▶ **Directions**: Collect every line in the records below that contains the word "this".

====== Material to process

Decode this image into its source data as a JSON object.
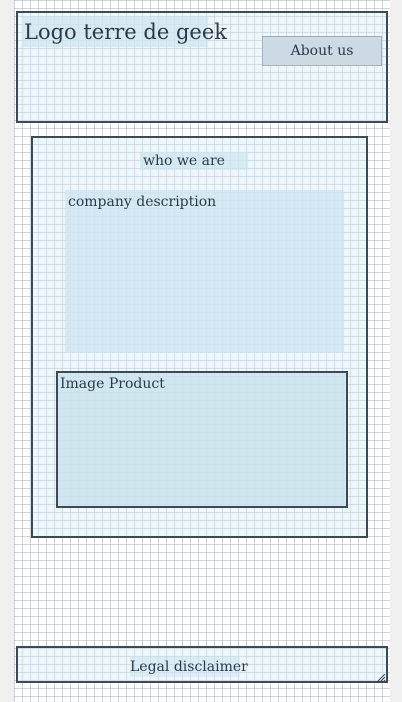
{
  "header": {
    "logo": "Logo terre de geek",
    "about_button": "About us"
  },
  "main": {
    "section_title": "who we are",
    "company_description": "company description",
    "image_product": "Image Product"
  },
  "footer": {
    "legal_disclaimer": "Legal disclaimer"
  },
  "icons": {
    "resize_handle": "resize-grip-icon"
  },
  "colors": {
    "frame_border": "#3b4a56",
    "frame_fill": "#d7ecf6",
    "button_fill": "#ccdbe3",
    "text": "#2b3a4a"
  }
}
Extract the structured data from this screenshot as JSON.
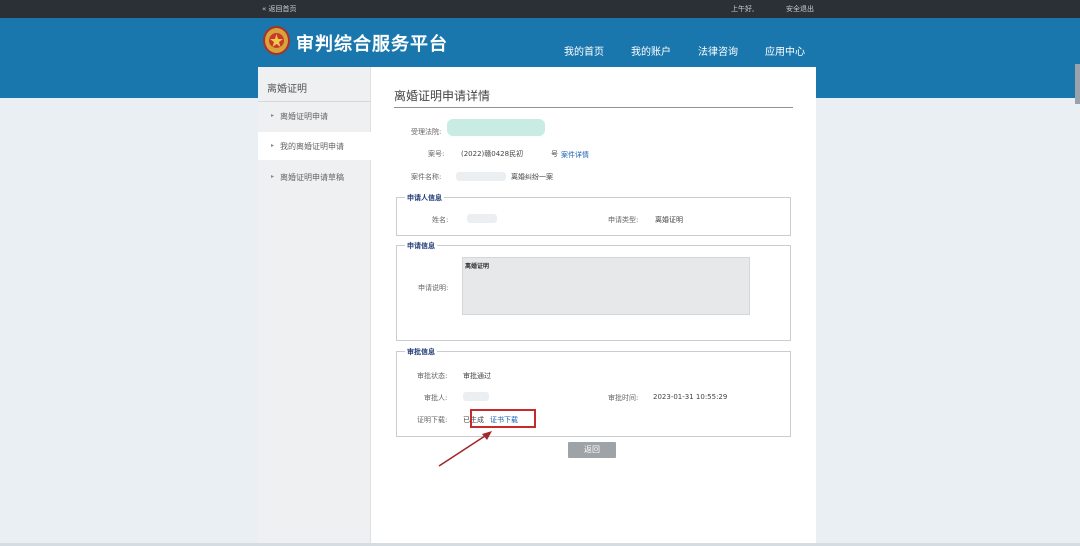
{
  "topbar": {
    "back_link": "« 返回首页",
    "greeting": "上午好,",
    "logout": "安全退出"
  },
  "header": {
    "site_title": "审判综合服务平台",
    "nav": [
      "我的首页",
      "我的账户",
      "法律咨询",
      "应用中心"
    ]
  },
  "sidebar": {
    "title": "离婚证明",
    "items": [
      {
        "label": "离婚证明申请"
      },
      {
        "label": "我的离婚证明申请"
      },
      {
        "label": "离婚证明申请草稿"
      }
    ]
  },
  "main": {
    "page_title": "离婚证明申请详情",
    "handling_court_label": "受理法院:",
    "case_no_label": "案号:",
    "case_no_value": "(2022)赣0428民初",
    "case_no_suffix": "号",
    "case_detail_link": "案件详情",
    "case_name_label": "案件名称:",
    "case_name_value": "离婚纠纷一案",
    "applicant": {
      "section_title": "申请人信息",
      "name_label": "姓名:",
      "type_label": "申请类型:",
      "type_value": "离婚证明"
    },
    "application": {
      "section_title": "申请信息",
      "desc_label": "申请说明:",
      "desc_value": "离婚证明"
    },
    "review": {
      "section_title": "审批信息",
      "status_label": "审批状态:",
      "status_value": "审批通过",
      "reviewer_label": "审批人:",
      "time_label": "审批时间:",
      "time_value": "2023-01-31 10:55:29",
      "download_label": "证明下载:",
      "download_status": "已生成",
      "download_link": "证书下载"
    },
    "back_button": "返回"
  }
}
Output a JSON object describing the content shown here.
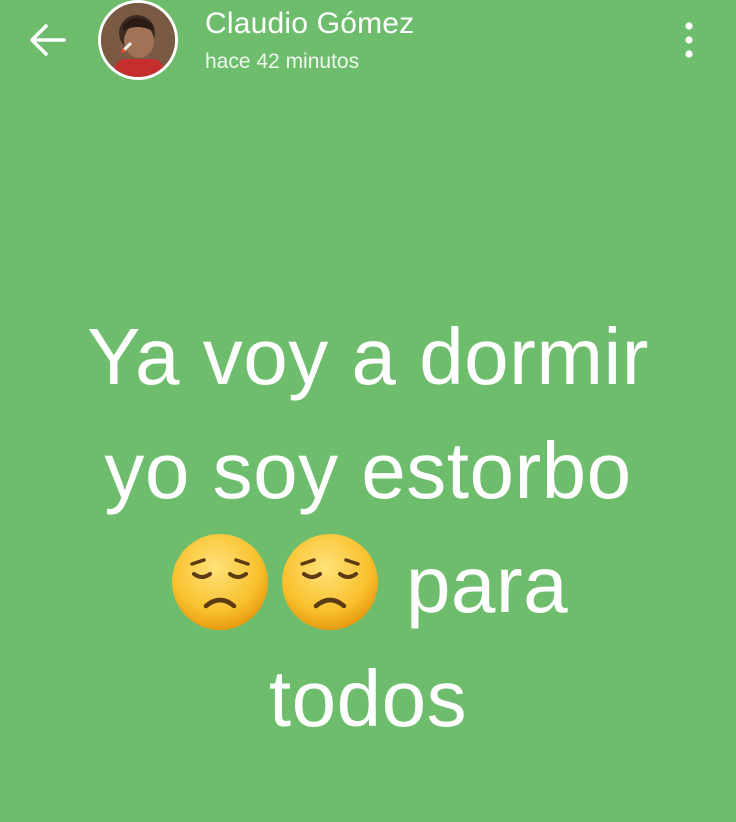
{
  "header": {
    "back_icon": "arrow-left-icon",
    "user_name": "Claudio Gómez",
    "timestamp": "hace 42 minutos",
    "menu_icon": "more-vertical-icon"
  },
  "status": {
    "line1": "Ya voy a dormir",
    "line2": "yo soy estorbo",
    "emoji_icon": "pensive-face-icon",
    "emoji_count": 2,
    "line3_text": "para",
    "line4": "todos"
  },
  "colors": {
    "background": "#6ebd6d",
    "text": "#ffffff"
  }
}
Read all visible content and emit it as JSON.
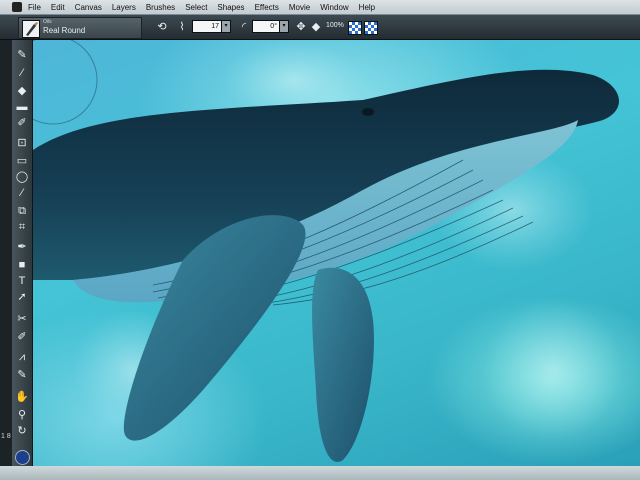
{
  "menubar": {
    "items": [
      "File",
      "Edit",
      "Canvas",
      "Layers",
      "Brushes",
      "Select",
      "Shapes",
      "Effects",
      "Movie",
      "Window",
      "Help"
    ]
  },
  "propbar": {
    "brush_category": "Oils",
    "brush_variant": "Real Round",
    "size_value": "17",
    "angle_value": "0°",
    "zoom_label": "100%"
  },
  "toolbox": {
    "tools": [
      "brush-icon",
      "dropper-icon",
      "paint-bucket-icon",
      "eraser-icon",
      "blender-icon",
      "crop-icon",
      "rectangle-select-icon",
      "lasso-icon",
      "magic-wand-icon",
      "transform-icon",
      "crop-tool-icon",
      "pen-icon",
      "rectangle-shape-icon",
      "text-icon",
      "shape-select-icon",
      "scissors-icon",
      "dodge-icon",
      "mirror-icon",
      "grabber-icon",
      "magnifier-icon",
      "rotate-icon"
    ]
  },
  "side_mark": "1 8",
  "colors": {
    "main_color": "#1b3f8a",
    "canvas_water": "#44c4d6"
  }
}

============

▶ **Response below**:
Decode this image into its source data as a JSON object.
Extract the structured data from this screenshot as JSON.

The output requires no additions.